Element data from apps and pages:

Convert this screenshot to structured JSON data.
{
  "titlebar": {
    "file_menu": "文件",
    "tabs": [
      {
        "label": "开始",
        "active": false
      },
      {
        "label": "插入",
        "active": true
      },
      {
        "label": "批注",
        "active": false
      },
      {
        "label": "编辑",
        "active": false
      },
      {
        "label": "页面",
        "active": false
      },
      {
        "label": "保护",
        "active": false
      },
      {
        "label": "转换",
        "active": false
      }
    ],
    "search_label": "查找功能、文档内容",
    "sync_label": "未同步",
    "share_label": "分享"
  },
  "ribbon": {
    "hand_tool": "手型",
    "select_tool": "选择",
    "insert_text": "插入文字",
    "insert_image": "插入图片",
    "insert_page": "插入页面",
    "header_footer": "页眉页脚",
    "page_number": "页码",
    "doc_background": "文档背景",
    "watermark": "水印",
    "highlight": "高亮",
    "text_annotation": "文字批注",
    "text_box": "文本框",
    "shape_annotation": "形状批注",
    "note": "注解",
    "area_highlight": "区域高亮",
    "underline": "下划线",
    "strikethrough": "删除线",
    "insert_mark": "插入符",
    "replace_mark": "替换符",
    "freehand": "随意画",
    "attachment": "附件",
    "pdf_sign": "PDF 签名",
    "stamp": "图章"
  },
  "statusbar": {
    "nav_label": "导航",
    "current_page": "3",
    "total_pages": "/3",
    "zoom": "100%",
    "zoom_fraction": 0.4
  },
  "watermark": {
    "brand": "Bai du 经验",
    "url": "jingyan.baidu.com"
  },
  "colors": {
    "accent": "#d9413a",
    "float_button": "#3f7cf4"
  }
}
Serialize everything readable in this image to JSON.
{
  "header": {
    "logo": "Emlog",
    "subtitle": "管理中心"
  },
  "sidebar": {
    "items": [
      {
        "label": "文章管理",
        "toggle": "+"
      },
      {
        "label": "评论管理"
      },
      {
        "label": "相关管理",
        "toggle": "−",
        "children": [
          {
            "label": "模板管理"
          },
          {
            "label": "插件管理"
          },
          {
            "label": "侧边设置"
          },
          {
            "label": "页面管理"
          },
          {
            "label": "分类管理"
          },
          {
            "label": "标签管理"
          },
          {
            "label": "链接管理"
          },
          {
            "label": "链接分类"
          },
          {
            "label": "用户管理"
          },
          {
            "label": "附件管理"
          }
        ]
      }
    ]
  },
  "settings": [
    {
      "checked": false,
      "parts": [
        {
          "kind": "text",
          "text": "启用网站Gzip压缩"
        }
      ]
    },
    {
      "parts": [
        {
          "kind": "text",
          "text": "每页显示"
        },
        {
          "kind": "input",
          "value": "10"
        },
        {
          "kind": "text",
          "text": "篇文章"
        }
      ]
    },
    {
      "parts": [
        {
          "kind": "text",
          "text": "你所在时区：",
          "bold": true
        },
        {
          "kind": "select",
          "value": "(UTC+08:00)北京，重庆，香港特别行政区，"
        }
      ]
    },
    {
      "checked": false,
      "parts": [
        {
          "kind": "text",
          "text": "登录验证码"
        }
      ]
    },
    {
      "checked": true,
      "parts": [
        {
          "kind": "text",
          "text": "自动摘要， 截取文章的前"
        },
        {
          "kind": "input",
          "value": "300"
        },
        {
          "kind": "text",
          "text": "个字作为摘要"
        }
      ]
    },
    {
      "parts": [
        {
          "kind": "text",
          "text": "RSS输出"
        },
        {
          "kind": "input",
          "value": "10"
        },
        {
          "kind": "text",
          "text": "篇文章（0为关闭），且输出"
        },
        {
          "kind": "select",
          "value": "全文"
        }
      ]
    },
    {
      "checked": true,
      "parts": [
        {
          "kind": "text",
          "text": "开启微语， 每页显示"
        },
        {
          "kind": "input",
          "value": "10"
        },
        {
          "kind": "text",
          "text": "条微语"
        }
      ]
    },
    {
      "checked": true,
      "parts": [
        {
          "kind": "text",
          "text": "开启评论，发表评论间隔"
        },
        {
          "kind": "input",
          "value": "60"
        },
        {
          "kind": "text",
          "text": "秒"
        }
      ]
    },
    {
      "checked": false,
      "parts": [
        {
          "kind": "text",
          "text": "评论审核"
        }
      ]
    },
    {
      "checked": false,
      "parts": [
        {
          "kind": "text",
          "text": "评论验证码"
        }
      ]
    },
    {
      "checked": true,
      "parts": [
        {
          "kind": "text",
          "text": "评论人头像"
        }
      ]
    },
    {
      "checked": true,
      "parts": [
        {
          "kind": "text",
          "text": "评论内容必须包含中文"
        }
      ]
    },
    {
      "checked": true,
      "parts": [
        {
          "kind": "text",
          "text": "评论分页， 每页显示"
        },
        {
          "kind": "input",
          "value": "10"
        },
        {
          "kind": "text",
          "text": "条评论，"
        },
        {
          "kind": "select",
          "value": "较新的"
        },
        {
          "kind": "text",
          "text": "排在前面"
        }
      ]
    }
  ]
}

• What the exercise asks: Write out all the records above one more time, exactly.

• Result:
Convert this screenshot to structured JSON data.
{
  "titlebar": {
    "file_menu": "文件",
    "tabs": [
      {
        "label": "开始",
        "active": false
      },
      {
        "label": "插入",
        "active": true
      },
      {
        "label": "批注",
        "active": false
      },
      {
        "label": "编辑",
        "active": false
      },
      {
        "label": "页面",
        "active": false
      },
      {
        "label": "保护",
        "active": false
      },
      {
        "label": "转换",
        "active": false
      }
    ],
    "search_label": "查找功能、文档内容",
    "sync_label": "未同步",
    "share_label": "分享"
  },
  "ribbon": {
    "hand_tool": "手型",
    "select_tool": "选择",
    "insert_text": "插入文字",
    "insert_image": "插入图片",
    "insert_page": "插入页面",
    "header_footer": "页眉页脚",
    "page_number": "页码",
    "doc_background": "文档背景",
    "watermark": "水印",
    "highlight": "高亮",
    "text_annotation": "文字批注",
    "text_box": "文本框",
    "shape_annotation": "形状批注",
    "note": "注解",
    "area_highlight": "区域高亮",
    "underline": "下划线",
    "strikethrough": "删除线",
    "insert_mark": "插入符",
    "replace_mark": "替换符",
    "freehand": "随意画",
    "attachment": "附件",
    "pdf_sign": "PDF 签名",
    "stamp": "图章"
  },
  "statusbar": {
    "nav_label": "导航",
    "current_page": "3",
    "total_pages": "/3",
    "zoom": "100%",
    "zoom_fraction": 0.4
  },
  "watermark": {
    "brand": "Bai du 经验",
    "url": "jingyan.baidu.com"
  },
  "colors": {
    "accent": "#d9413a",
    "float_button": "#3f7cf4"
  }
}
Serialize everything readable in this image to JSON.
{
  "header": {
    "logo": "Emlog",
    "subtitle": "管理中心"
  },
  "sidebar": {
    "items": [
      {
        "label": "文章管理",
        "toggle": "+"
      },
      {
        "label": "评论管理"
      },
      {
        "label": "相关管理",
        "toggle": "−",
        "children": [
          {
            "label": "模板管理"
          },
          {
            "label": "插件管理"
          },
          {
            "label": "侧边设置"
          },
          {
            "label": "页面管理"
          },
          {
            "label": "分类管理"
          },
          {
            "label": "标签管理"
          },
          {
            "label": "链接管理"
          },
          {
            "label": "链接分类"
          },
          {
            "label": "用户管理"
          },
          {
            "label": "附件管理"
          }
        ]
      }
    ]
  },
  "settings": [
    {
      "checked": false,
      "parts": [
        {
          "kind": "text",
          "text": "启用网站Gzip压缩"
        }
      ]
    },
    {
      "parts": [
        {
          "kind": "text",
          "text": "每页显示"
        },
        {
          "kind": "input",
          "value": "10"
        },
        {
          "kind": "text",
          "text": "篇文章"
        }
      ]
    },
    {
      "parts": [
        {
          "kind": "text",
          "text": "你所在时区：",
          "bold": true
        },
        {
          "kind": "select",
          "value": "(UTC+08:00)北京，重庆，香港特别行政区，"
        }
      ]
    },
    {
      "checked": false,
      "parts": [
        {
          "kind": "text",
          "text": "登录验证码"
        }
      ]
    },
    {
      "checked": true,
      "parts": [
        {
          "kind": "text",
          "text": "自动摘要， 截取文章的前"
        },
        {
          "kind": "input",
          "value": "300"
        },
        {
          "kind": "text",
          "text": "个字作为摘要"
        }
      ]
    },
    {
      "parts": [
        {
          "kind": "text",
          "text": "RSS输出"
        },
        {
          "kind": "input",
          "value": "10"
        },
        {
          "kind": "text",
          "text": "篇文章（0为关闭），且输出"
        },
        {
          "kind": "select",
          "value": "全文"
        }
      ]
    },
    {
      "checked": true,
      "parts": [
        {
          "kind": "text",
          "text": "开启微语， 每页显示"
        },
        {
          "kind": "input",
          "value": "10"
        },
        {
          "kind": "text",
          "text": "条微语"
        }
      ]
    },
    {
      "checked": true,
      "parts": [
        {
          "kind": "text",
          "text": "开启评论，发表评论间隔"
        },
        {
          "kind": "input",
          "value": "60"
        },
        {
          "kind": "text",
          "text": "秒"
        }
      ]
    },
    {
      "checked": false,
      "parts": [
        {
          "kind": "text",
          "text": "评论审核"
        }
      ]
    },
    {
      "checked": false,
      "parts": [
        {
          "kind": "text",
          "text": "评论验证码"
        }
      ]
    },
    {
      "checked": true,
      "parts": [
        {
          "kind": "text",
          "text": "评论人头像"
        }
      ]
    },
    {
      "checked": true,
      "parts": [
        {
          "kind": "text",
          "text": "评论内容必须包含中文"
        }
      ]
    },
    {
      "checked": true,
      "parts": [
        {
          "kind": "text",
          "text": "评论分页， 每页显示"
        },
        {
          "kind": "input",
          "value": "10"
        },
        {
          "kind": "text",
          "text": "条评论，"
        },
        {
          "kind": "select",
          "value": "较新的"
        },
        {
          "kind": "text",
          "text": "排在前面"
        }
      ]
    }
  ]
}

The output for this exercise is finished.